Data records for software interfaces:
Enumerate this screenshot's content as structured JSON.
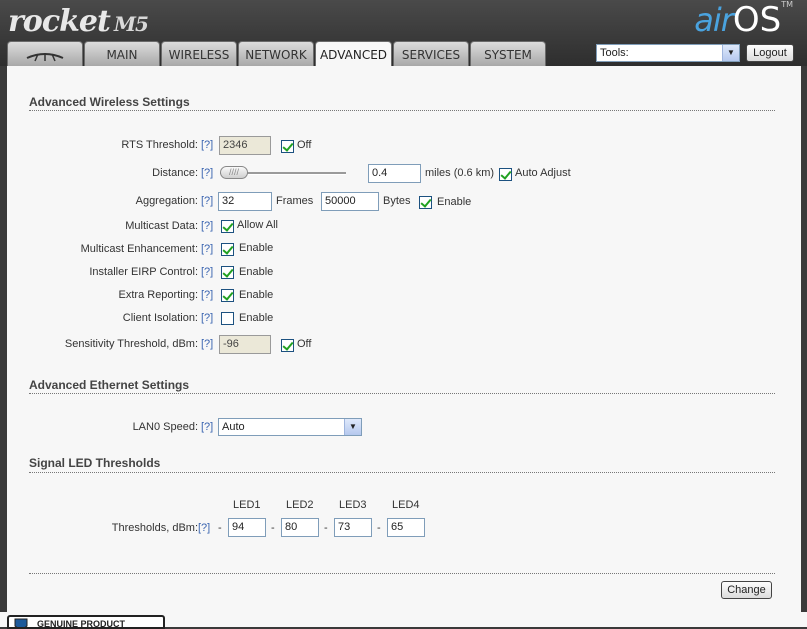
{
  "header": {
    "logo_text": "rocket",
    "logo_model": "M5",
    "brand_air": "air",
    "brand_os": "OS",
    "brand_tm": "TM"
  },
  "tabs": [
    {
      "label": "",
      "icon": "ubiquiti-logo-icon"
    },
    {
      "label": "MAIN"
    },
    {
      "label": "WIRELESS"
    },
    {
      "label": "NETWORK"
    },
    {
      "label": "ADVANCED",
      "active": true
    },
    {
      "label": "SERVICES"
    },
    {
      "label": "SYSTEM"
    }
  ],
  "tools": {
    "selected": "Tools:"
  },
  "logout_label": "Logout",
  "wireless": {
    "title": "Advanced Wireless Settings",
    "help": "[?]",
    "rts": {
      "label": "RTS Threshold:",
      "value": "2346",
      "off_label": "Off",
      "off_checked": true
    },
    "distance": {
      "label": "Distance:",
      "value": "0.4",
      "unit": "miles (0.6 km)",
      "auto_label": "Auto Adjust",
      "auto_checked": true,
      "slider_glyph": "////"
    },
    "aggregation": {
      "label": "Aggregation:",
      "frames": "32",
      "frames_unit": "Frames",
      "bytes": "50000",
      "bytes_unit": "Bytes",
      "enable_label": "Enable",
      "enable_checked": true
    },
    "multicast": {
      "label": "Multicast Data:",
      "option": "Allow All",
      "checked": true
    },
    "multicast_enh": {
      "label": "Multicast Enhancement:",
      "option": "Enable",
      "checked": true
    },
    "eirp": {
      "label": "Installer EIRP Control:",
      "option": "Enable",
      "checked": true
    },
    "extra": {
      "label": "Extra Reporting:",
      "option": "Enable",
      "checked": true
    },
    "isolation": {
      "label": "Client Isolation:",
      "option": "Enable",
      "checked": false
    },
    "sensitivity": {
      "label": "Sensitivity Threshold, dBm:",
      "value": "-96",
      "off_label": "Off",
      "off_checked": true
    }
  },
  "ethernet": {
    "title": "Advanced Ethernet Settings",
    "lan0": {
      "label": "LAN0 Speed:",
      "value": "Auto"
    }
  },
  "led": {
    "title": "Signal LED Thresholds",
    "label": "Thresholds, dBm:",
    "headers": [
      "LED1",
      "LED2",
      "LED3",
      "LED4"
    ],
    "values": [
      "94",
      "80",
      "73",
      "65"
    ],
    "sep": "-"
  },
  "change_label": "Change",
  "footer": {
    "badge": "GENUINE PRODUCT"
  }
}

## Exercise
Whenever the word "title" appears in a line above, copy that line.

## Worked solution
    "title": "Advanced Wireless Settings",
    "title": "Advanced Ethernet Settings",
    "title": "Signal LED Thresholds",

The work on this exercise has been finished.